(Beginning of PROVIDED DATA)

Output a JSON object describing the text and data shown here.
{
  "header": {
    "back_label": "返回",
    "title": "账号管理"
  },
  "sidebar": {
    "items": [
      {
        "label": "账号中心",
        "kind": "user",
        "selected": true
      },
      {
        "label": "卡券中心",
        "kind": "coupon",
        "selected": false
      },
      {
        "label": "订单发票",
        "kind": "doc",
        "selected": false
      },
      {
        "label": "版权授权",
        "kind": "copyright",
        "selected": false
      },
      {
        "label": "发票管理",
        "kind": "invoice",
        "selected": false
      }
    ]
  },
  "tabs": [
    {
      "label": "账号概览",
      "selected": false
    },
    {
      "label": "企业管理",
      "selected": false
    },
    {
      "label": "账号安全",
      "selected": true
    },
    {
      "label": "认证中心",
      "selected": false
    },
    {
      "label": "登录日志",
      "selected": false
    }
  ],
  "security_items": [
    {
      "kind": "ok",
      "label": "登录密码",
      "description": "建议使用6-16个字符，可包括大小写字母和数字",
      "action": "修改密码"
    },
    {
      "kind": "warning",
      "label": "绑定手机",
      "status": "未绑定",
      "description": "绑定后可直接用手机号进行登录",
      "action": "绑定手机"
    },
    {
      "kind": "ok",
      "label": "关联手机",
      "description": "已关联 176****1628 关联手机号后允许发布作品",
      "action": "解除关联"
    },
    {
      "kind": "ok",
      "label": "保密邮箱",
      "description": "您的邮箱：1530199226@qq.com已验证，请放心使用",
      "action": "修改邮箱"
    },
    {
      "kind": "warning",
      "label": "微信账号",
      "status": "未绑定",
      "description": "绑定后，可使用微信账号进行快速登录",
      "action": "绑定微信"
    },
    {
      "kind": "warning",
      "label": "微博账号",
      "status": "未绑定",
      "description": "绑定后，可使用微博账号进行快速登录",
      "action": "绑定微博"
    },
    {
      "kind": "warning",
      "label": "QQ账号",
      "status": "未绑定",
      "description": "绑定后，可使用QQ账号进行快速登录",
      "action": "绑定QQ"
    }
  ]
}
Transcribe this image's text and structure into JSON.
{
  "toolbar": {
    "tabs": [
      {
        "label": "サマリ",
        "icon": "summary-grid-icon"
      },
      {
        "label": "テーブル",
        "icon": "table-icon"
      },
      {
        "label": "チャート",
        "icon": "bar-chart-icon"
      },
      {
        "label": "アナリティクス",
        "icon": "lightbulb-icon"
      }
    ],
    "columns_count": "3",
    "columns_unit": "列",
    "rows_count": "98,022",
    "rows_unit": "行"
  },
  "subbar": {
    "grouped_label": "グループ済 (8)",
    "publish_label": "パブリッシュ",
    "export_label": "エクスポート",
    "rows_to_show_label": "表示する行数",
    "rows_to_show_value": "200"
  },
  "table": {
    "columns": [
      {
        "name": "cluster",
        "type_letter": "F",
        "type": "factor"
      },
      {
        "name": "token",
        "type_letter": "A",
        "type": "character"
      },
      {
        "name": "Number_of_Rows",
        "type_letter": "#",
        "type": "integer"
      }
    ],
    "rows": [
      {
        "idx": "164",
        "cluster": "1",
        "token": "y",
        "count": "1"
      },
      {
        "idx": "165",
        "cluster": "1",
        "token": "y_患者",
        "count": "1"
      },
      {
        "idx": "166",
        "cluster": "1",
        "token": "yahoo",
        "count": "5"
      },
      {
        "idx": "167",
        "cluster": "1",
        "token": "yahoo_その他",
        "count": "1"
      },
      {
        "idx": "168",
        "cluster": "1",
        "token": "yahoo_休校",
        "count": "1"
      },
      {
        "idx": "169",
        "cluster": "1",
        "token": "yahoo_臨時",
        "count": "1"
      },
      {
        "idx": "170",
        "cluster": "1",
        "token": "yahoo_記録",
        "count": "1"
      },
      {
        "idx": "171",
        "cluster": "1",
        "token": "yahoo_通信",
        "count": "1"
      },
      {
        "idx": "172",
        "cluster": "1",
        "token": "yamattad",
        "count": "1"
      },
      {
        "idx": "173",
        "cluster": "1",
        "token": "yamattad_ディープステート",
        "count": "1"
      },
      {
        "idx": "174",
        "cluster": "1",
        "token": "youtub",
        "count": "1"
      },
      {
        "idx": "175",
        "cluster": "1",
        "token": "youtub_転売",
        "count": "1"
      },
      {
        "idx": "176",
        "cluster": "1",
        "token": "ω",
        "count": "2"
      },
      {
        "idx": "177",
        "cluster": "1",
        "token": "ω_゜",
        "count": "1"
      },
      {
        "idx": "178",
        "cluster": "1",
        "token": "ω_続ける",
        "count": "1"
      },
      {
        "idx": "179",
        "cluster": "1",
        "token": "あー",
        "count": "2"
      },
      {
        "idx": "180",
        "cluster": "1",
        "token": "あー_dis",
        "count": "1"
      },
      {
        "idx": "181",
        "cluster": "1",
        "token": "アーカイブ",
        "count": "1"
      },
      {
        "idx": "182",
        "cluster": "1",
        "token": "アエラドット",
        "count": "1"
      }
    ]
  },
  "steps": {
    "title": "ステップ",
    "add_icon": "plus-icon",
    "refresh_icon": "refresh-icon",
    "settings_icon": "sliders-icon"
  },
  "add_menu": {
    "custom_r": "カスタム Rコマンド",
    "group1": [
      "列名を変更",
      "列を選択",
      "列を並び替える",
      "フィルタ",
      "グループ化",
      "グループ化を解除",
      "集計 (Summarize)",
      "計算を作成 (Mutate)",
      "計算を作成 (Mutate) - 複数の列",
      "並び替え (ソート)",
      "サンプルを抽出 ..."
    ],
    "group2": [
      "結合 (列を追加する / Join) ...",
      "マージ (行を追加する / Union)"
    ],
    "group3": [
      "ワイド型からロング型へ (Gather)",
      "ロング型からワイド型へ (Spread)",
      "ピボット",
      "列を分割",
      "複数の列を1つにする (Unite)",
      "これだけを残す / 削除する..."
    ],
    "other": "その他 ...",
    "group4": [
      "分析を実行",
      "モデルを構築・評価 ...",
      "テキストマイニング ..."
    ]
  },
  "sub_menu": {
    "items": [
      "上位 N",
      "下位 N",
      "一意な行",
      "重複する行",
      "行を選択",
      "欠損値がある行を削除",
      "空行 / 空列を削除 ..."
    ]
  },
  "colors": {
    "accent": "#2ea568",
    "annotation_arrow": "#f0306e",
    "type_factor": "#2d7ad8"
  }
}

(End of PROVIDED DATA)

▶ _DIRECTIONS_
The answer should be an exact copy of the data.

▶ _OUTPUT_
Output a JSON object describing the text and data shown here.
{
  "header": {
    "back_label": "返回",
    "title": "账号管理"
  },
  "sidebar": {
    "items": [
      {
        "label": "账号中心",
        "kind": "user",
        "selected": true
      },
      {
        "label": "卡券中心",
        "kind": "coupon",
        "selected": false
      },
      {
        "label": "订单发票",
        "kind": "doc",
        "selected": false
      },
      {
        "label": "版权授权",
        "kind": "copyright",
        "selected": false
      },
      {
        "label": "发票管理",
        "kind": "invoice",
        "selected": false
      }
    ]
  },
  "tabs": [
    {
      "label": "账号概览",
      "selected": false
    },
    {
      "label": "企业管理",
      "selected": false
    },
    {
      "label": "账号安全",
      "selected": true
    },
    {
      "label": "认证中心",
      "selected": false
    },
    {
      "label": "登录日志",
      "selected": false
    }
  ],
  "security_items": [
    {
      "kind": "ok",
      "label": "登录密码",
      "description": "建议使用6-16个字符，可包括大小写字母和数字",
      "action": "修改密码"
    },
    {
      "kind": "warning",
      "label": "绑定手机",
      "status": "未绑定",
      "description": "绑定后可直接用手机号进行登录",
      "action": "绑定手机"
    },
    {
      "kind": "ok",
      "label": "关联手机",
      "description": "已关联 176****1628 关联手机号后允许发布作品",
      "action": "解除关联"
    },
    {
      "kind": "ok",
      "label": "保密邮箱",
      "description": "您的邮箱：1530199226@qq.com已验证，请放心使用",
      "action": "修改邮箱"
    },
    {
      "kind": "warning",
      "label": "微信账号",
      "status": "未绑定",
      "description": "绑定后，可使用微信账号进行快速登录",
      "action": "绑定微信"
    },
    {
      "kind": "warning",
      "label": "微博账号",
      "status": "未绑定",
      "description": "绑定后，可使用微博账号进行快速登录",
      "action": "绑定微博"
    },
    {
      "kind": "warning",
      "label": "QQ账号",
      "status": "未绑定",
      "description": "绑定后，可使用QQ账号进行快速登录",
      "action": "绑定QQ"
    }
  ]
}
Transcribe this image's text and structure into JSON.
{
  "toolbar": {
    "tabs": [
      {
        "label": "サマリ",
        "icon": "summary-grid-icon"
      },
      {
        "label": "テーブル",
        "icon": "table-icon"
      },
      {
        "label": "チャート",
        "icon": "bar-chart-icon"
      },
      {
        "label": "アナリティクス",
        "icon": "lightbulb-icon"
      }
    ],
    "columns_count": "3",
    "columns_unit": "列",
    "rows_count": "98,022",
    "rows_unit": "行"
  },
  "subbar": {
    "grouped_label": "グループ済 (8)",
    "publish_label": "パブリッシュ",
    "export_label": "エクスポート",
    "rows_to_show_label": "表示する行数",
    "rows_to_show_value": "200"
  },
  "table": {
    "columns": [
      {
        "name": "cluster",
        "type_letter": "F",
        "type": "factor"
      },
      {
        "name": "token",
        "type_letter": "A",
        "type": "character"
      },
      {
        "name": "Number_of_Rows",
        "type_letter": "#",
        "type": "integer"
      }
    ],
    "rows": [
      {
        "idx": "164",
        "cluster": "1",
        "token": "y",
        "count": "1"
      },
      {
        "idx": "165",
        "cluster": "1",
        "token": "y_患者",
        "count": "1"
      },
      {
        "idx": "166",
        "cluster": "1",
        "token": "yahoo",
        "count": "5"
      },
      {
        "idx": "167",
        "cluster": "1",
        "token": "yahoo_その他",
        "count": "1"
      },
      {
        "idx": "168",
        "cluster": "1",
        "token": "yahoo_休校",
        "count": "1"
      },
      {
        "idx": "169",
        "cluster": "1",
        "token": "yahoo_臨時",
        "count": "1"
      },
      {
        "idx": "170",
        "cluster": "1",
        "token": "yahoo_記録",
        "count": "1"
      },
      {
        "idx": "171",
        "cluster": "1",
        "token": "yahoo_通信",
        "count": "1"
      },
      {
        "idx": "172",
        "cluster": "1",
        "token": "yamattad",
        "count": "1"
      },
      {
        "idx": "173",
        "cluster": "1",
        "token": "yamattad_ディープステート",
        "count": "1"
      },
      {
        "idx": "174",
        "cluster": "1",
        "token": "youtub",
        "count": "1"
      },
      {
        "idx": "175",
        "cluster": "1",
        "token": "youtub_転売",
        "count": "1"
      },
      {
        "idx": "176",
        "cluster": "1",
        "token": "ω",
        "count": "2"
      },
      {
        "idx": "177",
        "cluster": "1",
        "token": "ω_゜",
        "count": "1"
      },
      {
        "idx": "178",
        "cluster": "1",
        "token": "ω_続ける",
        "count": "1"
      },
      {
        "idx": "179",
        "cluster": "1",
        "token": "あー",
        "count": "2"
      },
      {
        "idx": "180",
        "cluster": "1",
        "token": "あー_dis",
        "count": "1"
      },
      {
        "idx": "181",
        "cluster": "1",
        "token": "アーカイブ",
        "count": "1"
      },
      {
        "idx": "182",
        "cluster": "1",
        "token": "アエラドット",
        "count": "1"
      }
    ]
  },
  "steps": {
    "title": "ステップ",
    "add_icon": "plus-icon",
    "refresh_icon": "refresh-icon",
    "settings_icon": "sliders-icon"
  },
  "add_menu": {
    "custom_r": "カスタム Rコマンド",
    "group1": [
      "列名を変更",
      "列を選択",
      "列を並び替える",
      "フィルタ",
      "グループ化",
      "グループ化を解除",
      "集計 (Summarize)",
      "計算を作成 (Mutate)",
      "計算を作成 (Mutate) - 複数の列",
      "並び替え (ソート)",
      "サンプルを抽出 ..."
    ],
    "group2": [
      "結合 (列を追加する / Join) ...",
      "マージ (行を追加する / Union)"
    ],
    "group3": [
      "ワイド型からロング型へ (Gather)",
      "ロング型からワイド型へ (Spread)",
      "ピボット",
      "列を分割",
      "複数の列を1つにする (Unite)",
      "これだけを残す / 削除する..."
    ],
    "other": "その他 ...",
    "group4": [
      "分析を実行",
      "モデルを構築・評価 ...",
      "テキストマイニング ..."
    ]
  },
  "sub_menu": {
    "items": [
      "上位 N",
      "下位 N",
      "一意な行",
      "重複する行",
      "行を選択",
      "欠損値がある行を削除",
      "空行 / 空列を削除 ..."
    ]
  },
  "colors": {
    "accent": "#2ea568",
    "annotation_arrow": "#f0306e",
    "type_factor": "#2d7ad8"
  }
}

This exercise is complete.